AVAILABLE DATA:

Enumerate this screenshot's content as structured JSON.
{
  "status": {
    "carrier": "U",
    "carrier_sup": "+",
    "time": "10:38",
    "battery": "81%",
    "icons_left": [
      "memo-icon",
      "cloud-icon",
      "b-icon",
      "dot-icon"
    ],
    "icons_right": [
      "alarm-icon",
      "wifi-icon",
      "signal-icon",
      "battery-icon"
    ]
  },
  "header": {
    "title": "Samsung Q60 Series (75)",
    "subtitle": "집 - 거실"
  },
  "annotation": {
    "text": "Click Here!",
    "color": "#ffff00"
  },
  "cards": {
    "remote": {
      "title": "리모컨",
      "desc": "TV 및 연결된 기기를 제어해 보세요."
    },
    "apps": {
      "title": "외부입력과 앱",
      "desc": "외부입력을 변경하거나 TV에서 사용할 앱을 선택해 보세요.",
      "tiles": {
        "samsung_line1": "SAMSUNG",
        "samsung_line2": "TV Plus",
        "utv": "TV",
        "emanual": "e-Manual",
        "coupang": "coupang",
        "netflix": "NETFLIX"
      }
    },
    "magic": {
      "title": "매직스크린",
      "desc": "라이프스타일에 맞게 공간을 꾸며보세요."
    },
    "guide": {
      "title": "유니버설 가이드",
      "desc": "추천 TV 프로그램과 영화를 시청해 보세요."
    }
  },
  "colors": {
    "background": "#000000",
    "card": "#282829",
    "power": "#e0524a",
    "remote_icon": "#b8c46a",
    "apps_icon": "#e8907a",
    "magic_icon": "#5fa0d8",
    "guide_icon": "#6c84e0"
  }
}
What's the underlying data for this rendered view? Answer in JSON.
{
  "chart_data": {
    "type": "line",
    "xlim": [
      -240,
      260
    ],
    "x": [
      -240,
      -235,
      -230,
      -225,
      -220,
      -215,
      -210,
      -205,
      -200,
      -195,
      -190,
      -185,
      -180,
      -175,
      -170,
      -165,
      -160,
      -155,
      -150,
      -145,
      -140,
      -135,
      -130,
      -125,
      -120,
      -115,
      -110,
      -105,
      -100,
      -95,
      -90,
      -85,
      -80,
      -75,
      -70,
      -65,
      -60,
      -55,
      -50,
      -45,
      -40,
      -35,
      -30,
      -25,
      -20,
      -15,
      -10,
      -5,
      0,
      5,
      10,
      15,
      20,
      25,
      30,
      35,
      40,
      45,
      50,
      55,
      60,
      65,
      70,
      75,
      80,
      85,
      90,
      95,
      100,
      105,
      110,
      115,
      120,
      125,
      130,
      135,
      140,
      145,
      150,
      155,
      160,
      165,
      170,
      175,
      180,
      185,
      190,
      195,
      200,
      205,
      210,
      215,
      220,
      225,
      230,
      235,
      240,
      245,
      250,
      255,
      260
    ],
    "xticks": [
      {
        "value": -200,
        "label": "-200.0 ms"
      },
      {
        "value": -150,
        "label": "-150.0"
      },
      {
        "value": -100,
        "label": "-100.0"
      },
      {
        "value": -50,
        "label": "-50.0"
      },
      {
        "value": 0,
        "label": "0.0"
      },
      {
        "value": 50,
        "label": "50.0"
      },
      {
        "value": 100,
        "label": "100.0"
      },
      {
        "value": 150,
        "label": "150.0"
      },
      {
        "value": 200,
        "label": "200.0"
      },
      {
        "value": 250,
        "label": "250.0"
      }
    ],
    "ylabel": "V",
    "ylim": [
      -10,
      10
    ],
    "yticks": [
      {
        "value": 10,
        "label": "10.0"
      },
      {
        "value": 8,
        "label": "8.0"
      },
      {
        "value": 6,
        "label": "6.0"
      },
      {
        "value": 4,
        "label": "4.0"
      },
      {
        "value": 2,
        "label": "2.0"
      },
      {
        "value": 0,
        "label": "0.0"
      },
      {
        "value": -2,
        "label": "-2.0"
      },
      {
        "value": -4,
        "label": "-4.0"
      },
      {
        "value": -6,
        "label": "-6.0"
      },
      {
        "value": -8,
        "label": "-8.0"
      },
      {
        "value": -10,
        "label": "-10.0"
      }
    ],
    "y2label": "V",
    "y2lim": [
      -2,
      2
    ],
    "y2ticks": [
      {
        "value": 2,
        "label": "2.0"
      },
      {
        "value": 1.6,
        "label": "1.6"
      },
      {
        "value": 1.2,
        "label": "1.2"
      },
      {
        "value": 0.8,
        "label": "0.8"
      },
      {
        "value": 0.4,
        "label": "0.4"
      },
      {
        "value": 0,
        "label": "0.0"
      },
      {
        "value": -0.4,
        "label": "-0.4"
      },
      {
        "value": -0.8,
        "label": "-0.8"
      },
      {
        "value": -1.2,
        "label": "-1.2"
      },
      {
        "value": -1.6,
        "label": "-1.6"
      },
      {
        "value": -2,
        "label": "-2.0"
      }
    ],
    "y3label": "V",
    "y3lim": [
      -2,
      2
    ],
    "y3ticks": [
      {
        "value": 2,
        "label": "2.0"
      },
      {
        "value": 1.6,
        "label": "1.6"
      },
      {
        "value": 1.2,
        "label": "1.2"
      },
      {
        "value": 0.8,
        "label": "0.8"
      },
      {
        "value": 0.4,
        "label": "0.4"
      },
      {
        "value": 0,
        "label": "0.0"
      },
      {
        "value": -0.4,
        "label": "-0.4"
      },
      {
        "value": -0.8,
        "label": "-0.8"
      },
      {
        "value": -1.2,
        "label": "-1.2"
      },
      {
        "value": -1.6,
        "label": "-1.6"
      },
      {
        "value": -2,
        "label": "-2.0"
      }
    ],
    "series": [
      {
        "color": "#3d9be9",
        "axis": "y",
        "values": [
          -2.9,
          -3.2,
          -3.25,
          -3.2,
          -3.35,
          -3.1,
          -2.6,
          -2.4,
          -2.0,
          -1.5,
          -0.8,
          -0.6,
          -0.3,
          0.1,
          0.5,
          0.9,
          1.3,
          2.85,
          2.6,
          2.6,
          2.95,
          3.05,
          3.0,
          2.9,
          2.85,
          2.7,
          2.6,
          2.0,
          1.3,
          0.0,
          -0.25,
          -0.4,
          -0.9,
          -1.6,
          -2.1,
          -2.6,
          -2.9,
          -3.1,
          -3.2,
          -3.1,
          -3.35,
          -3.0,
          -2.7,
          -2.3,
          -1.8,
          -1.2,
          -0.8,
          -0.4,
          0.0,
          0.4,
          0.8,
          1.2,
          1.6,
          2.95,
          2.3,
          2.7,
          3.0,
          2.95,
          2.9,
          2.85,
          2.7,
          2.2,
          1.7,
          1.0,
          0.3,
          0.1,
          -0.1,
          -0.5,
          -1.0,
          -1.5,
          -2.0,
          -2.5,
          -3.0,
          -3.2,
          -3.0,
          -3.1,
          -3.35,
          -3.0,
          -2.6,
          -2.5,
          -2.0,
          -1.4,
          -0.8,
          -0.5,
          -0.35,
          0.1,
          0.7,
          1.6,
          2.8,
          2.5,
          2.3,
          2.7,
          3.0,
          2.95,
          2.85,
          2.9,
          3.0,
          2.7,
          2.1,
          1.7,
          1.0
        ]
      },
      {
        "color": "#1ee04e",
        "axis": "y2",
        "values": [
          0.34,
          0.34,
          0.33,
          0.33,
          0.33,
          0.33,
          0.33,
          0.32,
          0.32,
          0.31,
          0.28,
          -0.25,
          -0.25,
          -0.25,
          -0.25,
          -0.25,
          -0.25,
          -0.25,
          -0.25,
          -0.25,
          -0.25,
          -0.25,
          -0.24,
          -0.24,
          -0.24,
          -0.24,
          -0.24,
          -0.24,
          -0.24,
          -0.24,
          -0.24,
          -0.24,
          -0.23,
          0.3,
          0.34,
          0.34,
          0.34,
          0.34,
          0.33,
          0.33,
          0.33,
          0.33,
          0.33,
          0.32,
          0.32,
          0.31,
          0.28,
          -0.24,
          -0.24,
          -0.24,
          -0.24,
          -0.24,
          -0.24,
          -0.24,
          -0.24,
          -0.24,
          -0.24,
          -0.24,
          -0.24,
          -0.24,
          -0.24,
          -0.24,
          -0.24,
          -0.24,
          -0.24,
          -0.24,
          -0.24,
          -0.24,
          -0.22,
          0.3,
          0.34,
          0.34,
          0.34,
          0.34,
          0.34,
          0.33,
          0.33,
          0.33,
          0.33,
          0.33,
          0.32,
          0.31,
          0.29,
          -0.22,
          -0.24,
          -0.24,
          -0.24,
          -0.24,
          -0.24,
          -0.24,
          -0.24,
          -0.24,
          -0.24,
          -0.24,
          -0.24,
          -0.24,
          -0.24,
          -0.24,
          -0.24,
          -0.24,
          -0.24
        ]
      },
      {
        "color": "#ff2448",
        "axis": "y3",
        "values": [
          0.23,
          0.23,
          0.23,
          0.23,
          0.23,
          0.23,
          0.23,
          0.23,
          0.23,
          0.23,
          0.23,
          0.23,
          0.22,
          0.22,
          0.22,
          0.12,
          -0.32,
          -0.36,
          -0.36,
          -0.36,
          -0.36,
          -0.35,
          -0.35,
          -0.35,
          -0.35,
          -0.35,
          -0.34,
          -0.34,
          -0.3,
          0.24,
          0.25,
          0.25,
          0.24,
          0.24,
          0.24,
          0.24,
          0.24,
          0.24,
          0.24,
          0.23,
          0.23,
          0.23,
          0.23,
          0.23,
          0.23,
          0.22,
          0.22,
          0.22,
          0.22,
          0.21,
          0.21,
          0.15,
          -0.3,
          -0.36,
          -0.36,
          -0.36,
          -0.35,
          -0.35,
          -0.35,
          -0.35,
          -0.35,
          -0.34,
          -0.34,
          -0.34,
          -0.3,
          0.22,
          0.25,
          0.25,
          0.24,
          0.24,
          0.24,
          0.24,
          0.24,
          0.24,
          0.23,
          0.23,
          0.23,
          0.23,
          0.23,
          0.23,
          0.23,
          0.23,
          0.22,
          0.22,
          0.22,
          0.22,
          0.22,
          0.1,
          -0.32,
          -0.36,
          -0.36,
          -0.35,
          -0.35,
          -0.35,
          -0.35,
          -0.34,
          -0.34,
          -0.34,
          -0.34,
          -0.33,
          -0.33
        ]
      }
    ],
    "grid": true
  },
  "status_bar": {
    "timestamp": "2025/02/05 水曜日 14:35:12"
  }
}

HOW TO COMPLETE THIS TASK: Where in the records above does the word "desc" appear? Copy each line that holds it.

ANSWER TO THIS TASK:
      "desc": "TV 및 연결된 기기를 제어해 보세요."
      "desc": "외부입력을 변경하거나 TV에서 사용할 앱을 선택해 보세요.",
      "desc": "라이프스타일에 맞게 공간을 꾸며보세요."
      "desc": "추천 TV 프로그램과 영화를 시청해 보세요."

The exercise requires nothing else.